Material to process:
──────

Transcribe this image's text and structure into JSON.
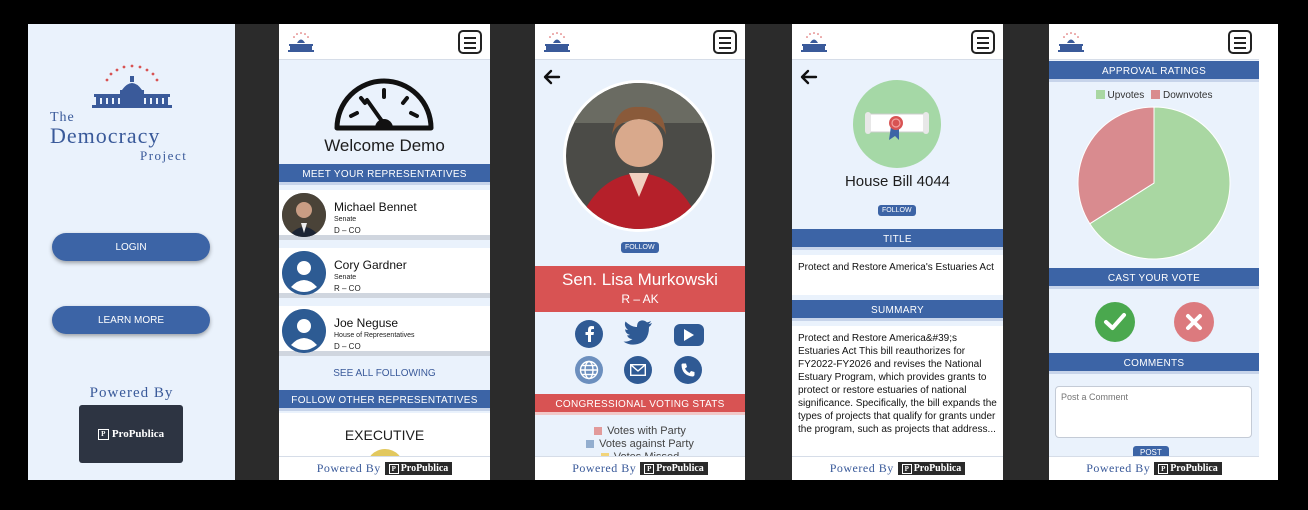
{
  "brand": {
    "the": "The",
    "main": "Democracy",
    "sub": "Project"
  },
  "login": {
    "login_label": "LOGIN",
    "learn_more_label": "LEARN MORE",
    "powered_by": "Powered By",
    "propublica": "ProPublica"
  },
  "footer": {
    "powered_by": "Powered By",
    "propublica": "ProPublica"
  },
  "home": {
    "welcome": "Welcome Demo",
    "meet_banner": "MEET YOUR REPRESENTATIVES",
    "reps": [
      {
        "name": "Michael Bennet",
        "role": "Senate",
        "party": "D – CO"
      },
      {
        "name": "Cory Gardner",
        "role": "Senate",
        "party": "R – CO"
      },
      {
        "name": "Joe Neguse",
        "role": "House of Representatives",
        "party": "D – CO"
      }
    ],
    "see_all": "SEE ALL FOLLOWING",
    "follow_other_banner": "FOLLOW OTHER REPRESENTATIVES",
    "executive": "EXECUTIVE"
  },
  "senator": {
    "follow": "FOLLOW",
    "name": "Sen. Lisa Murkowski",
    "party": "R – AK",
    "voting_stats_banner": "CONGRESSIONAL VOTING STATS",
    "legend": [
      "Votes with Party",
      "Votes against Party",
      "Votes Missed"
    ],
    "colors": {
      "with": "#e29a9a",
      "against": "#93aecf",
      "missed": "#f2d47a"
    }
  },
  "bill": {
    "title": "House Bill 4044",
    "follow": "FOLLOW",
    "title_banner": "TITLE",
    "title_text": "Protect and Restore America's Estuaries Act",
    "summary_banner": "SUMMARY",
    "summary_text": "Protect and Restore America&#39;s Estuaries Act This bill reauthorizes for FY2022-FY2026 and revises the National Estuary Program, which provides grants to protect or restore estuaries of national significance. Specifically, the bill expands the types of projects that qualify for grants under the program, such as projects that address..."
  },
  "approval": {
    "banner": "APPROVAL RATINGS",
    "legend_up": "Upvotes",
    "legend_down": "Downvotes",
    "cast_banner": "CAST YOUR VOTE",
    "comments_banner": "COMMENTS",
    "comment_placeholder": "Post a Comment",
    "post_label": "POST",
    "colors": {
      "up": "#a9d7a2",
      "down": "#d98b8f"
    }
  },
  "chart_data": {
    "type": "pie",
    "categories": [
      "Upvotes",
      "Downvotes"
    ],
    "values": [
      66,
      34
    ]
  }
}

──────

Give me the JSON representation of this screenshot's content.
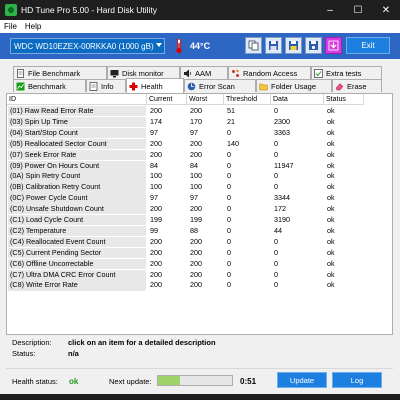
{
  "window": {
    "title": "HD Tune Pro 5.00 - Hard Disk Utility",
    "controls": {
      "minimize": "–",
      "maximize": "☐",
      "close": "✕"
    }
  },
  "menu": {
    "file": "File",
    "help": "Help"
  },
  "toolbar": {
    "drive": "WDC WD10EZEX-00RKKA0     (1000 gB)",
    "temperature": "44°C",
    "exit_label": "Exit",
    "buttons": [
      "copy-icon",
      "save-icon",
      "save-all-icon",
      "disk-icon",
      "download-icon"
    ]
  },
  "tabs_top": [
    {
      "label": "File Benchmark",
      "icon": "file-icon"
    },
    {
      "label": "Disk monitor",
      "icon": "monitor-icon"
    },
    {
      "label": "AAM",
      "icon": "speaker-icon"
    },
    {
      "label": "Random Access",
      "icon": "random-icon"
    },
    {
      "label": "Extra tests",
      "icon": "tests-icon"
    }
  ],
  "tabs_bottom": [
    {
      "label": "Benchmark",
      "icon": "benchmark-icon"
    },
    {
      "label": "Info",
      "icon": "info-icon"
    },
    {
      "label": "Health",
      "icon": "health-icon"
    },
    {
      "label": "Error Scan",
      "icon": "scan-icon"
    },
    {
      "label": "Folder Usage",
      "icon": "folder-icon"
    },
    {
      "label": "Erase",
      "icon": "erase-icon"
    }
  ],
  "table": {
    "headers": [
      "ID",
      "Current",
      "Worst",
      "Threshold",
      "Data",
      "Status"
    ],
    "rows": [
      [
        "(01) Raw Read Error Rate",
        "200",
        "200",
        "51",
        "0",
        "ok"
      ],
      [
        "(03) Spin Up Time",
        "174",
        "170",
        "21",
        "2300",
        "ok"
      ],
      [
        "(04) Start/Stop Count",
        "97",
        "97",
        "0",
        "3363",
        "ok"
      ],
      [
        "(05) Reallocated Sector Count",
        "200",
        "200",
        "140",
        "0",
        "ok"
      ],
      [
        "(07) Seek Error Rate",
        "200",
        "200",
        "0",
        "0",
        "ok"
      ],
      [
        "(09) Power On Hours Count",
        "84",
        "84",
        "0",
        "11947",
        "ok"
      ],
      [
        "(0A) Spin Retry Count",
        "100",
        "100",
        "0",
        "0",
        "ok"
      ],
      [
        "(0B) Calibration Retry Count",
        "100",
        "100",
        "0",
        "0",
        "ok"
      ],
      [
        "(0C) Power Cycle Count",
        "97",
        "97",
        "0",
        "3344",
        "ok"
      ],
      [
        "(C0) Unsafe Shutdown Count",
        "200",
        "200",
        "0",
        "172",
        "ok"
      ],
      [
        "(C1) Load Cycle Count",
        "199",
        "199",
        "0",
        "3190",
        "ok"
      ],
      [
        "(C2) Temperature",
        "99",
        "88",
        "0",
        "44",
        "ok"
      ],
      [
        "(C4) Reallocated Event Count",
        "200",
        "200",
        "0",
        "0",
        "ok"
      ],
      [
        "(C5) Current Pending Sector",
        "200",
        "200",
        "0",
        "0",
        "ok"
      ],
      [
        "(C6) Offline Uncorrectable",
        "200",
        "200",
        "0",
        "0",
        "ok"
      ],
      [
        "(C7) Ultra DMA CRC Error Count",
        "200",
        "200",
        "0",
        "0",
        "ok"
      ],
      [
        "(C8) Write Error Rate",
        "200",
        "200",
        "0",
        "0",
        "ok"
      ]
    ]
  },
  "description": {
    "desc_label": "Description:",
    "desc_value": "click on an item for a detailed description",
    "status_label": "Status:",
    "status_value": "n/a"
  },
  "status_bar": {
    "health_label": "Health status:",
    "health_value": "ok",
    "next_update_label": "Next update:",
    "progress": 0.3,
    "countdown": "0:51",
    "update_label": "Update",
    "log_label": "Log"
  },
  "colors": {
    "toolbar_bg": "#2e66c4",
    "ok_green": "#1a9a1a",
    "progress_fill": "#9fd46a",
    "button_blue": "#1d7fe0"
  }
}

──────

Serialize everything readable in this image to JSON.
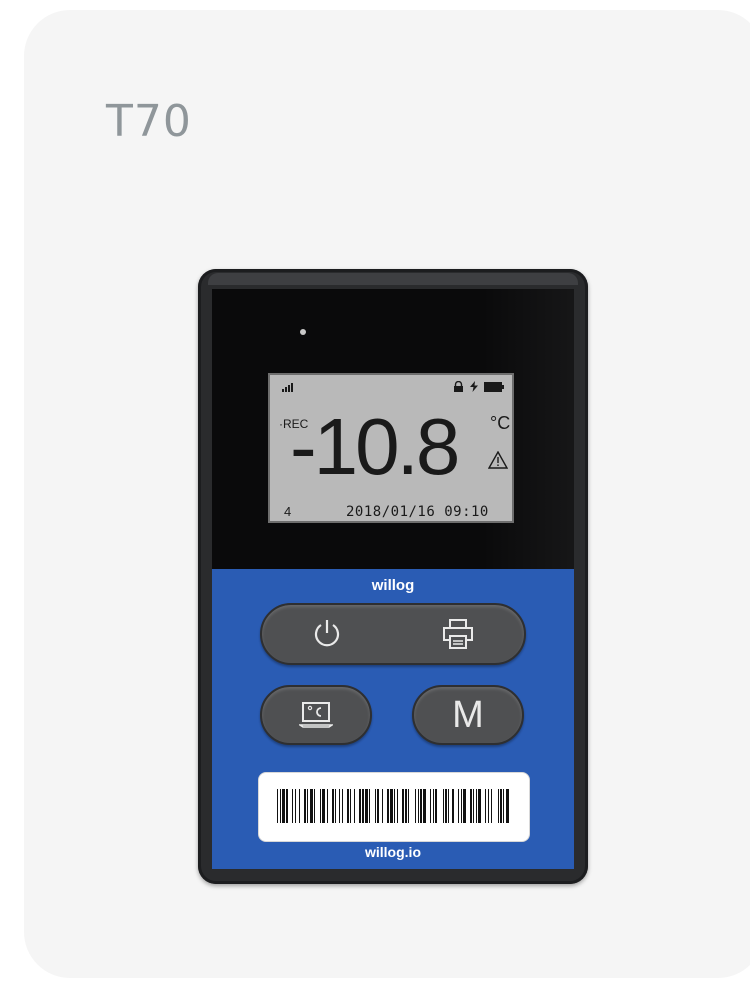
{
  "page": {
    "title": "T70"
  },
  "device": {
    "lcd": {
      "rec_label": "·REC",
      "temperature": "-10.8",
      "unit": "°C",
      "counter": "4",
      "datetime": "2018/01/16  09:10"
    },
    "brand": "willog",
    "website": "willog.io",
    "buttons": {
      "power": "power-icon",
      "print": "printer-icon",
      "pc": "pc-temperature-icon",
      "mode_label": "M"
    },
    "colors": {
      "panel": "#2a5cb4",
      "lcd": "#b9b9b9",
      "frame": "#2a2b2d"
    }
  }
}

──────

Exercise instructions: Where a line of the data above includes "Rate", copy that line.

Solution for this task:
        "(01) Raw Read Error Rate",
        "(07) Seek Error Rate",
        "(C8) Write Error Rate",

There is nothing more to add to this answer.